Exercise
Examine each line of the data, and copy the ones containing "Slot".

━━━ Material to process

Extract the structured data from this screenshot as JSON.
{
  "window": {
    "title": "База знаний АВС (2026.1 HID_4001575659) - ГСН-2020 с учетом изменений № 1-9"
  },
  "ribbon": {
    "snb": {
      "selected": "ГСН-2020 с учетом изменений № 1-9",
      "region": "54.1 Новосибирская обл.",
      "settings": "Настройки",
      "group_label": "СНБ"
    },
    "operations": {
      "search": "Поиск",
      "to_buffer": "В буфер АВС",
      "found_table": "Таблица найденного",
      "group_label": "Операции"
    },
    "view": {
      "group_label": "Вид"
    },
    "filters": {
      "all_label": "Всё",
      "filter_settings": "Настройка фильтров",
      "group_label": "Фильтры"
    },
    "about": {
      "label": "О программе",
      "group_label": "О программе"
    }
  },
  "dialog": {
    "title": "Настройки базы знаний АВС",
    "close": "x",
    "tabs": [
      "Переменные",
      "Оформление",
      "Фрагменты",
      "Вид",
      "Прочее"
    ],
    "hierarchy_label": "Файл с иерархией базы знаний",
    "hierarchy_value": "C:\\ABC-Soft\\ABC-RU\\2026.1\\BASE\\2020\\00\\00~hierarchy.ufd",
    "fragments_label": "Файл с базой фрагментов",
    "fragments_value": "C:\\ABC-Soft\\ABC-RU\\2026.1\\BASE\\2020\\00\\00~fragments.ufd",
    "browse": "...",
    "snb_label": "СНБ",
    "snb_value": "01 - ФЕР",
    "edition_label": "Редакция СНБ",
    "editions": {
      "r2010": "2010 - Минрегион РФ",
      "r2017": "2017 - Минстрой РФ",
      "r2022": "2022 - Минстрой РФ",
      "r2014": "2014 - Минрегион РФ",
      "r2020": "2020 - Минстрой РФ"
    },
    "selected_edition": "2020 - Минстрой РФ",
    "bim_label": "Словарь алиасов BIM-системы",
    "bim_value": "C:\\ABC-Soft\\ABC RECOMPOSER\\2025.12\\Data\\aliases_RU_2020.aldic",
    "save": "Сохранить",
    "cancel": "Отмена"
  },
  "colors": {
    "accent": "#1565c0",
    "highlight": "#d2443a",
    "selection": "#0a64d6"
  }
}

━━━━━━
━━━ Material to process

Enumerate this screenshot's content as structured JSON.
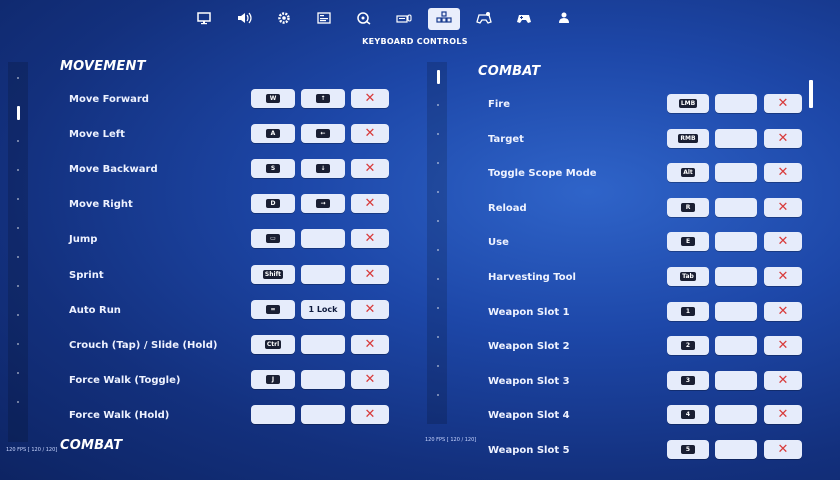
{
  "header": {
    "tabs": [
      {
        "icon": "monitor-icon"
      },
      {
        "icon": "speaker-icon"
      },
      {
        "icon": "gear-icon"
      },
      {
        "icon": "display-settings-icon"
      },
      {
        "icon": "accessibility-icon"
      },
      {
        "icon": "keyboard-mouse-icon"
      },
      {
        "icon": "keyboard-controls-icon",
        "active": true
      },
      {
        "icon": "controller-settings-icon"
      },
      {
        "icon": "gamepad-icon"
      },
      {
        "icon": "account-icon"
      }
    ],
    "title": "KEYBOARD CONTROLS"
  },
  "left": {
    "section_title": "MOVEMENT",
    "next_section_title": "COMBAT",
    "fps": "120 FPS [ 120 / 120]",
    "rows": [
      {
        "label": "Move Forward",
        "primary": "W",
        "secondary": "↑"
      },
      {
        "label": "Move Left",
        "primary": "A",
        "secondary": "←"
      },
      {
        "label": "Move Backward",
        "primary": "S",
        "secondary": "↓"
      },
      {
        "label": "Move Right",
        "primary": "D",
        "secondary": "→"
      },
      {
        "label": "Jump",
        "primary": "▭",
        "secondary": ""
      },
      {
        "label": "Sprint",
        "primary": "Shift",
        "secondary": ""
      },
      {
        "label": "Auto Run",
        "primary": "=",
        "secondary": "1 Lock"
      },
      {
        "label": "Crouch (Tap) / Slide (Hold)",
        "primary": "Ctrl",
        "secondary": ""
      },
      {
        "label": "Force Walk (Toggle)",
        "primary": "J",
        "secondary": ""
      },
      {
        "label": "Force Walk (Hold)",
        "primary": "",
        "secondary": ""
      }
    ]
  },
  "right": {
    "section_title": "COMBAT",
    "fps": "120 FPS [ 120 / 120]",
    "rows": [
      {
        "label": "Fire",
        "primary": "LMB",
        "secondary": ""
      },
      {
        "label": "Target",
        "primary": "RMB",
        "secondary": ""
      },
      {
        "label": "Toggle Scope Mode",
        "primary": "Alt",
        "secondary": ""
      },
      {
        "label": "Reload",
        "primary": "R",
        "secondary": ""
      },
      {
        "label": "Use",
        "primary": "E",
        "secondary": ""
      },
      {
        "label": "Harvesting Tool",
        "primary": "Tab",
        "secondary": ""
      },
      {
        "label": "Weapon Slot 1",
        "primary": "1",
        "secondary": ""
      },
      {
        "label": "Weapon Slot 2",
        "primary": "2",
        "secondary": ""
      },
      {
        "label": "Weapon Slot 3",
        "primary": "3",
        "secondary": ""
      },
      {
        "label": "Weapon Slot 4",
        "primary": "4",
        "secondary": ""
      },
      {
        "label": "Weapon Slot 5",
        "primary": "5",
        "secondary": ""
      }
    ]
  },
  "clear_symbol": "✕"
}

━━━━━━
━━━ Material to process

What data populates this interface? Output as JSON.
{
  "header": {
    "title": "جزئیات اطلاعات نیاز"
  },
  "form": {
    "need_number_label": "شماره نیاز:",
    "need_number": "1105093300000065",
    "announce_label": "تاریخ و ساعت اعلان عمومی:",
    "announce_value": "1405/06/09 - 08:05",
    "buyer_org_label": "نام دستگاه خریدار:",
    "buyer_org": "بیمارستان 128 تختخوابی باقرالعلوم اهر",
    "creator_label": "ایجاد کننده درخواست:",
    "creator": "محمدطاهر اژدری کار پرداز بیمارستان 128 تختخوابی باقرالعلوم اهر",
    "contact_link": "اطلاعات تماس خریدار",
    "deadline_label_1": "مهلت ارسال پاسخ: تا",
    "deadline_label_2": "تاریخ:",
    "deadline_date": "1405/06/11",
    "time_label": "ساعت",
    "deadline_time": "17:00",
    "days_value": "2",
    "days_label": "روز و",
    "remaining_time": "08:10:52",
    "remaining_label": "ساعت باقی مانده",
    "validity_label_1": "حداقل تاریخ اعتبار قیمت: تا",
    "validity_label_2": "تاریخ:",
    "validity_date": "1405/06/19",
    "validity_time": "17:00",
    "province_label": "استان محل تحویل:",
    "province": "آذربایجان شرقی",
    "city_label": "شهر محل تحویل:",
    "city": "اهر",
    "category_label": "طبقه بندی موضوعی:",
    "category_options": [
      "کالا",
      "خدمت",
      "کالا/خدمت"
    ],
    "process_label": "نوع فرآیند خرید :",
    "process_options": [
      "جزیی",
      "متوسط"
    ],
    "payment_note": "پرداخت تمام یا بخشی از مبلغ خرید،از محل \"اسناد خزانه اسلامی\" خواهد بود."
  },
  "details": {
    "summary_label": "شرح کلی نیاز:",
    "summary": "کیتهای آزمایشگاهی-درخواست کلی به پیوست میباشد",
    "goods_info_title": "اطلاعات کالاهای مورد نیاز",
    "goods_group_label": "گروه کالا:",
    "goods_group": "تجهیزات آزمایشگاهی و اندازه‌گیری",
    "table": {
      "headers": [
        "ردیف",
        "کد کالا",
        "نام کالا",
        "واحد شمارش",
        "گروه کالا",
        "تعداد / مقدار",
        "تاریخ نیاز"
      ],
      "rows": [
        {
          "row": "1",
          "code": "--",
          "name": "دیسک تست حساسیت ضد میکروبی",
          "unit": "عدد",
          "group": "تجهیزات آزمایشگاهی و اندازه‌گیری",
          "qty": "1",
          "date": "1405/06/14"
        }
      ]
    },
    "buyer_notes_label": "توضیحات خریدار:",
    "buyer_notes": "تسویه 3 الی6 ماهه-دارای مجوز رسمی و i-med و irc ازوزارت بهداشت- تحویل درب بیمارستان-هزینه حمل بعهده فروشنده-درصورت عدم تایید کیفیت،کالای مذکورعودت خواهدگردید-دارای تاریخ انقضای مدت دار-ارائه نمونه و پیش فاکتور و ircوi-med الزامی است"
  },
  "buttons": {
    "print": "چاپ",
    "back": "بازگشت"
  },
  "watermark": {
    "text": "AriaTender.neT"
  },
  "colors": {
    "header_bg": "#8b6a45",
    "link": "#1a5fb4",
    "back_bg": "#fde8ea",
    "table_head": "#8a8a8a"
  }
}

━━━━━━

Solution for this exercise
        "label": "Weapon Slot 1",
        "label": "Weapon Slot 2",
        "label": "Weapon Slot 3",
        "label": "Weapon Slot 4",
        "label": "Weapon Slot 5",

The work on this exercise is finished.